AH: Only 5? Come on, let me have six in the mix. Okay, so here’s how it looks in my head:
Marvin Gaye “What’s Going On?”
Nina Simone “Four Women”
John Coltrane “Alabama” / Nina Simone “Mississippi Goddam” (toss up)
Michael Jackson “They Don’t Care About Us”
Tupac “Me Against the World”/Tupac Shakur “Changes” (another toss up)
LJ: You were born and raised in Indianapolis and you currently live here. What are your thoughts on the city as it is now and how have you seen the city change?
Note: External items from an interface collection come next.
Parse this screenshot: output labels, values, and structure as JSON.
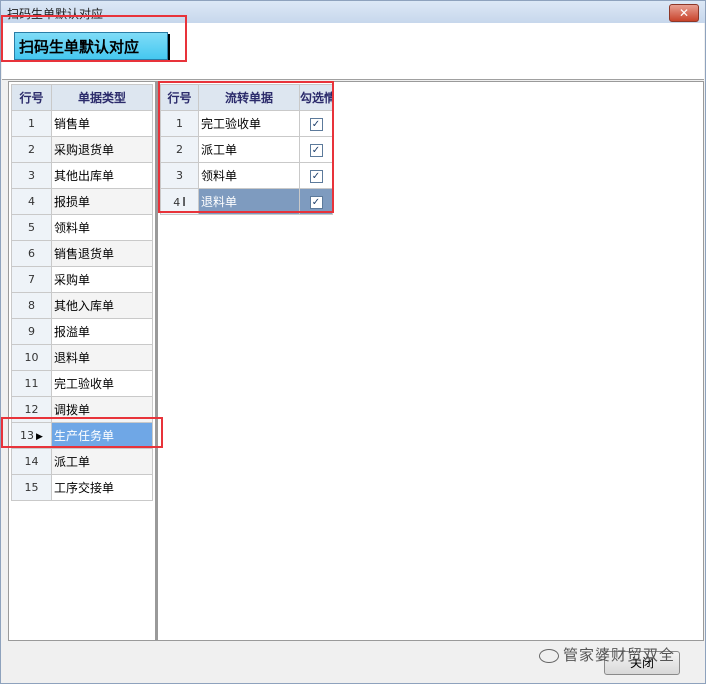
{
  "window": {
    "title": "扫码生单默认对应",
    "close_label": "✕"
  },
  "header": {
    "button_label": "扫码生单默认对应"
  },
  "left_table": {
    "headers": [
      "行号",
      "单据类型"
    ],
    "selected_row": 13,
    "rows": [
      {
        "no": "1",
        "type": "销售单"
      },
      {
        "no": "2",
        "type": "采购退货单"
      },
      {
        "no": "3",
        "type": "其他出库单"
      },
      {
        "no": "4",
        "type": "报损单"
      },
      {
        "no": "5",
        "type": "领料单"
      },
      {
        "no": "6",
        "type": "销售退货单"
      },
      {
        "no": "7",
        "type": "采购单"
      },
      {
        "no": "8",
        "type": "其他入库单"
      },
      {
        "no": "9",
        "type": "报溢单"
      },
      {
        "no": "10",
        "type": "退料单"
      },
      {
        "no": "11",
        "type": "完工验收单"
      },
      {
        "no": "12",
        "type": "调拨单"
      },
      {
        "no": "13",
        "type": "生产任务单"
      },
      {
        "no": "14",
        "type": "派工单"
      },
      {
        "no": "15",
        "type": "工序交接单"
      }
    ]
  },
  "right_table": {
    "headers": [
      "行号",
      "流转单据",
      "勾选情"
    ],
    "selected_row": 4,
    "rows": [
      {
        "no": "1",
        "doc": "完工验收单",
        "checked": true
      },
      {
        "no": "2",
        "doc": "派工单",
        "checked": true
      },
      {
        "no": "3",
        "doc": "领料单",
        "checked": true
      },
      {
        "no": "4",
        "doc": "退料单",
        "checked": true
      }
    ]
  },
  "footer": {
    "close_button": "关闭"
  },
  "watermark": {
    "text": "管家婆财贸双全"
  }
}
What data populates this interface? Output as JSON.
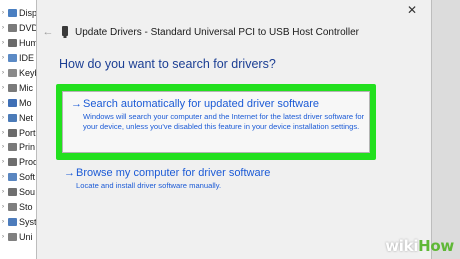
{
  "device_manager": {
    "items": [
      {
        "label": "Disp",
        "icon": "display-adapter-icon",
        "color": "#4a7fc1"
      },
      {
        "label": "DVD",
        "icon": "dvd-drive-icon",
        "color": "#7a7a7a"
      },
      {
        "label": "Hum",
        "icon": "hid-icon",
        "color": "#6a6a6a"
      },
      {
        "label": "IDE",
        "icon": "ide-controller-icon",
        "color": "#5b8ac5"
      },
      {
        "label": "Keyb",
        "icon": "keyboard-icon",
        "color": "#8a8a8a"
      },
      {
        "label": "Mic",
        "icon": "mice-icon",
        "color": "#7a7a7a"
      },
      {
        "label": "Mo",
        "icon": "monitor-icon",
        "color": "#3f6fb5"
      },
      {
        "label": "Net",
        "icon": "network-adapter-icon",
        "color": "#4b7bb8"
      },
      {
        "label": "Port",
        "icon": "port-icon",
        "color": "#6b6b6b"
      },
      {
        "label": "Prin",
        "icon": "printer-icon",
        "color": "#7a7a7a"
      },
      {
        "label": "Prod",
        "icon": "processor-icon",
        "color": "#6e6e6e"
      },
      {
        "label": "Soft",
        "icon": "software-device-icon",
        "color": "#5a86c0"
      },
      {
        "label": "Sou",
        "icon": "sound-icon",
        "color": "#6f6f6f"
      },
      {
        "label": "Sto",
        "icon": "storage-icon",
        "color": "#7f7f7f"
      },
      {
        "label": "Syst",
        "icon": "system-device-icon",
        "color": "#4d7cbc"
      },
      {
        "label": "Uni",
        "icon": "usb-controller-icon",
        "color": "#808080"
      }
    ]
  },
  "dialog": {
    "close_glyph": "✕",
    "back_glyph": "←",
    "title": "Update Drivers - Standard Universal PCI to USB Host Controller",
    "heading": "How do you want to search for drivers?",
    "option1": {
      "arrow": "→",
      "title": "Search automatically for updated driver software",
      "description": "Windows will search your computer and the Internet for the latest driver software for your device, unless you've disabled this feature in your device installation settings."
    },
    "option2": {
      "arrow": "→",
      "title": "Browse my computer for driver software",
      "description": "Locate and install driver software manually."
    }
  },
  "watermark": {
    "part1": "wiki",
    "part2": "How"
  },
  "colors": {
    "highlight": "#22e01e",
    "link": "#1c5bd6",
    "heading": "#1c3f94"
  }
}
AH: The last poem in the book, “Home” actually deals with my thoughts on Indianapolis. If we move to the contemporary, I would say that the city as well as the state under former Governor Pence moved from the contemplation of fairness to the downright absorption of right-wing madness (Governor Pence, who is now the reigning Vice-President, i.e., the president’s chief advisor and wrecking ball for all things religious, environmental and anti-democracy). I grew up not unaware of my own possibilities even though I inherited an unforgiving religion that functioned as if the 17th, 18th and 19th centuries were the incubators and examples of true democracy, multiculturism and women’s liberation. I say all this in the context of being influenced heavily by Mari Evans, Etheridge Knight, Black Arts poets, fierce relatives, a few teachers and university professors who did not give up on me. These were people who encouraged the creative side of me to breathe.
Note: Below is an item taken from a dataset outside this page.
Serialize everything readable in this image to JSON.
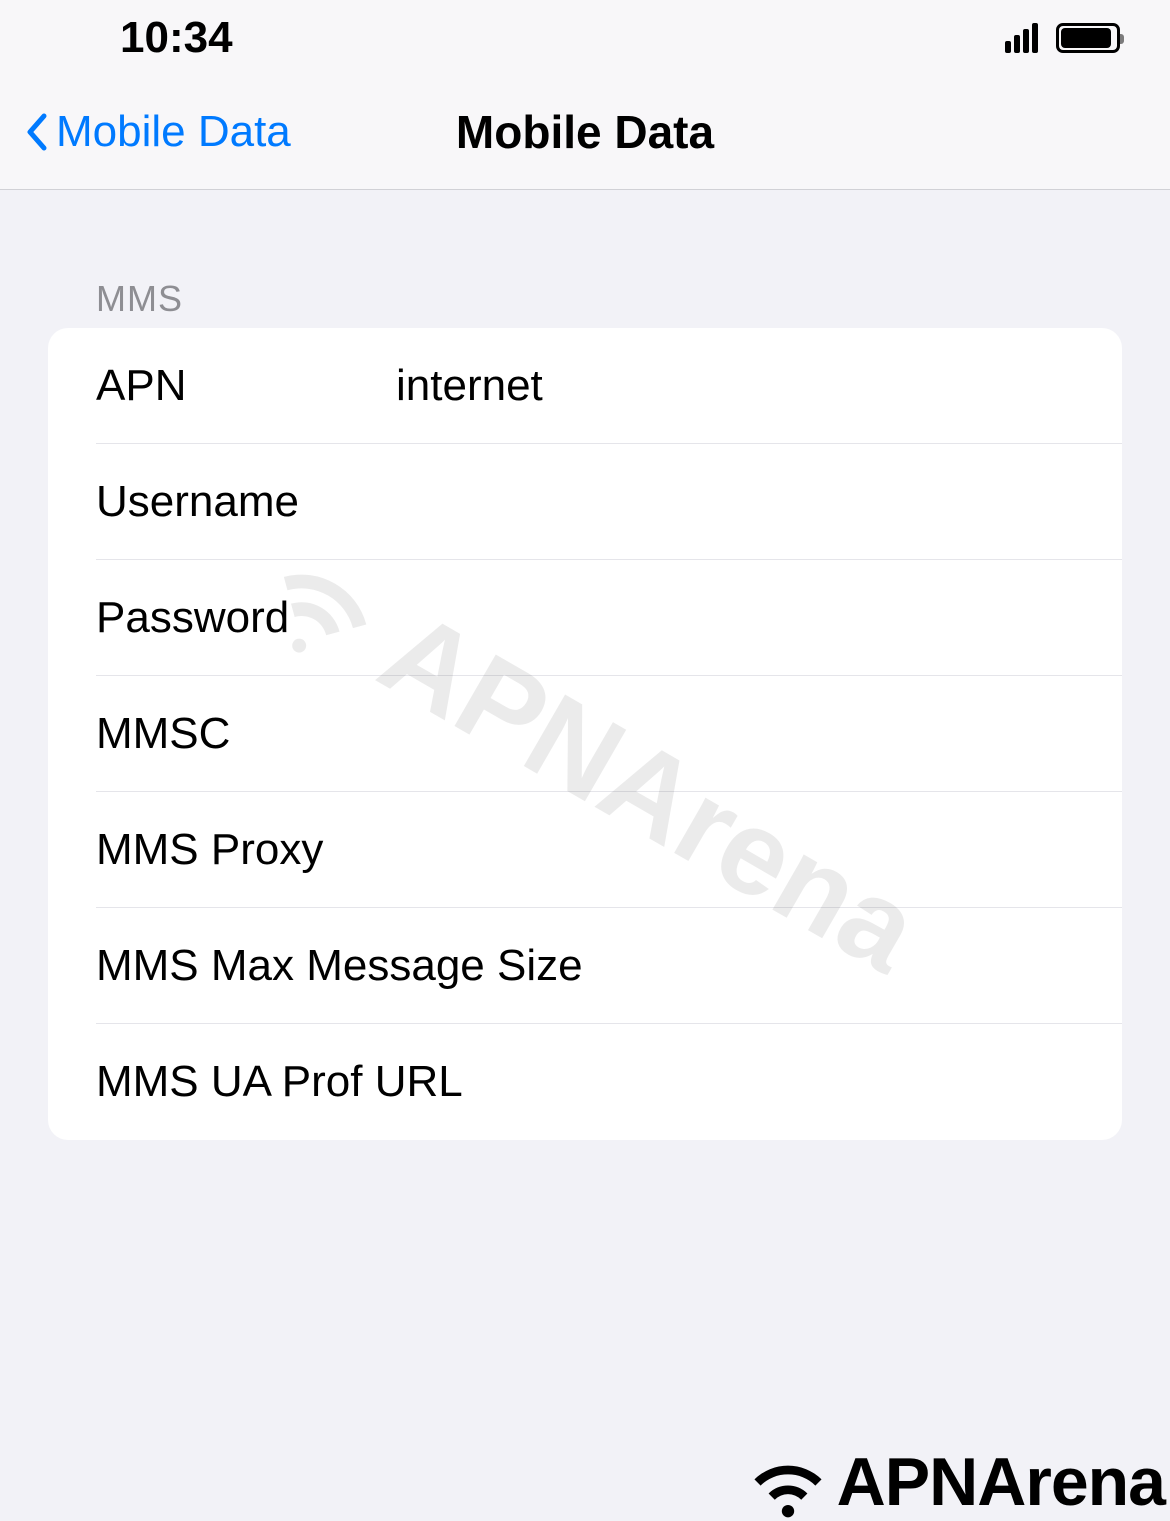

LJ: What impact does the city have on your poetry? What are some of your favorite spots in Indy?
AH: The city itself—the good, bad, and the ever-evolving—has had a huge impact on my work and artistic vision. I write out of the tradition of writers who, in one way or another, have paid homage to their hometowns, its people and the landscape—from Harlem Renaissance writer Langston Hughes to Chicagoans Gwendolyn Brooks and Chance the Rapper to Indianapolis writers John Green and Mari Evans. With my first collection of poetry, I hope to join the conversation of Struggle, social optimism, and literary expression borne out of the city’s inspiring host of literary voices—past and present.
Some of my favorite spots in Indy happen to be all Indy bookstores, the new Center for Black Culture and Literature and just about any of the city’s tea shops and Thai restaurants.
LJ: What are you reading right now?
AH: I still can’t put Claudia Rankine’s Citizen down. Run Toward Fear by Chicago poet Haki Madhubuti is a staple go-to because I work with young people. Aside from its collection of relevant new poems grounded in cultural memory, family and optimism about the state of art, it also has an invaluable Poet’s Handbook at the back of the book. Dr. Madhubuti’s purpose-driven points have helped to nurture my own writing, therefore, I see it in and of itself as the gift that keeps on giving. I am also reading The Origin of Others by Toni Morrison. Before picking up Morrison, I was reading Ta-Nehisi Coates’ essays in We Were Eight Years in Power, which were originally published in The Atlantic. I continue to be inspired by his urgent reflections and analyses on race. And yes, I have given some attention to Fire & Fury by Michael Wolff.
LJ: Who are your favorite poets? Can you leave us with a line (or two) from one of them?
AH: There are so many I admire that I really don’t have a “favorite.” But here goes: Sonia Sanchez, Mari Evans, Etheridge Knight, Gwendolyn Brooks, Haki Madhubuti, Amiri Baraka, Jayne Cortez, Lucille Clifton, Adrienne Rich, Robert Pinsky, Robert Bly, Elizabeth Bishop, Langston Hughes, Karen Kovacik, Adrian Matejka, Patricia Smith, Natasha Tretheway, Nikky Finney, jessica Care moore, Kelly Norman Ellis, Tyehimba Jess and Tupac Shakur.
with me that everyday
something has tried to kill me
and has failed.
–lucille clifton (excerpt from “won’t you celebrate with me“)
LJ: Where can we buy your book?
AH: Indy Reads, Amazon, Butler Bookstore, IUPUI Bookstore, BookMamas, Barnes & Noble as well as Third Word Press Foundation directly: email@example.com.
Read Allyson’s poems from Issue 1: Summer 2017 below:
Indiana Avenue: Jazz-ku for Wes